Money laundering: an ever-present threat that business has to tackle

Aziz Rahman, Rahman Ravelli

Aziz Rahman, of award-winning business crime solicitors Rahman Ravelli, on the danger of money laundering and the importance of preventing it.

Money laundering is the disguising of “dirty’’, meaning criminal, money. People who need to hide wealth gained from illegal activity seek to use legitimate businesses to do this.

If this paints a picture of grubby dealings in small, run-down business premises, think again. In recent weeks, United States banking giant Capital One has been investigated by three separate law enforcement agencies over its vulnerability to money laundering.

In the UK, HSBC is being probed by the Financial Conduct Authority (FCA) over similar concerns. Five years ago, HSBC had to pay $1.9 billion after having allowed large-scale money laundering.

Such examples show the scale and dangers of money laundering.

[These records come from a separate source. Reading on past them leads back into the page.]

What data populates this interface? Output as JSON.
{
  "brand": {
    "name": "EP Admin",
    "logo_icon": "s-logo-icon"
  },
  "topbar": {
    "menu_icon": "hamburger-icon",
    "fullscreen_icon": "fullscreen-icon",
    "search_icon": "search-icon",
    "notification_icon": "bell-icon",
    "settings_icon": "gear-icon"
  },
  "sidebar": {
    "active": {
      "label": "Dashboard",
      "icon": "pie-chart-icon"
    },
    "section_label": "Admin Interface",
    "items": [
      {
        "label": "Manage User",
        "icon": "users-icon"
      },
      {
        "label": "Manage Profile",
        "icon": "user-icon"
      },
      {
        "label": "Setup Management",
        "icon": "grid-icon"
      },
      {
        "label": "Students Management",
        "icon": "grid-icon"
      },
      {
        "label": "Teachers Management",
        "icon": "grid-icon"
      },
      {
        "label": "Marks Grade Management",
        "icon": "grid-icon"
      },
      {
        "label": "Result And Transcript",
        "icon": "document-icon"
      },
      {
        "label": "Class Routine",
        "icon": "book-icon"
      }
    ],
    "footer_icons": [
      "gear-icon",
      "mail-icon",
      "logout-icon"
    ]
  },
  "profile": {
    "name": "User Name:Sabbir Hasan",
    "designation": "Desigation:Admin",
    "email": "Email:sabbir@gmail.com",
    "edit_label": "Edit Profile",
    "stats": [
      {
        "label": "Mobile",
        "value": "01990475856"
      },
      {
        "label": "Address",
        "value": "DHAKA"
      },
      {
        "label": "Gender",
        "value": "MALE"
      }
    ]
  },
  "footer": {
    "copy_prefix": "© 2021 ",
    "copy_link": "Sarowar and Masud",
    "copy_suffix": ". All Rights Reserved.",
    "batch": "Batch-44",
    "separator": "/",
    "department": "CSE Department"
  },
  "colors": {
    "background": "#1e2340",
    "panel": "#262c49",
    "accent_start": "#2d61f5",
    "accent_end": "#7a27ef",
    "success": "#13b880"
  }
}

The offence

Money laundering  is an offence in the UK under the Proceeds of Crime Act 2002 (POCA): Section 327 makes it an offence to conceal, disguise, convert, transfer or remove money or other assets derived from crime, Section 328 makes it illegal to arrange to acquire, retain or use such assets, while Section 329 makes it an offence to possess them.

Fines can be imposed on individuals or companies and a person found guilty of such an offence can be jailed for up to 14 years.

Sections 330 to 332 make it an offence to fail to disclose knowledge or suspicion of money laundering in the regulated sector. Turning a blind eye to money laundering, therefore, is not an option.


If you are accused of money laundering, you have a defence if you took all possible precautions to prevent it.

This means:

  • Checking the identity and background of a client, business associate or any other person involved with your business.
  • Examining the behaviour of anyone wanting to move money or other assets into or out of the business.
  • Establishing who is involved in a deal, who benefits and the relationships that exist between them.
  • Creating practices to reduce the risk of money laundering. For example, restrictions on cash deals and company bank account access, checks on funding sources and introducing a whistle blowing procedure.


Such actions show the authorities that you did everything possible to detect signs of money laundering.

Such signs may differ according to business sector. But the following should all raise concerns:

  • Someone in a deal being vague – or reluctant to disclose everything – about the sums of money, investors or activities involved.
  • An insistence on unusual conditions or complex arrangements being attached to a deal.
  • Your firm being asked to conduct a deal for no apparent reason by someone who has never done business with you.
  • A sudden request for a deal to be completed in cash.
  • Assets being moved or appearing without explanation.

Money laundering has to be prevented, otherwise the cost can be huge. Advice is available to prevent businesses having to pay that heavy price.

Aziz Rahman is founder of Rahman Ravelli: a top-ranked business crime law firm in national and international legal guides.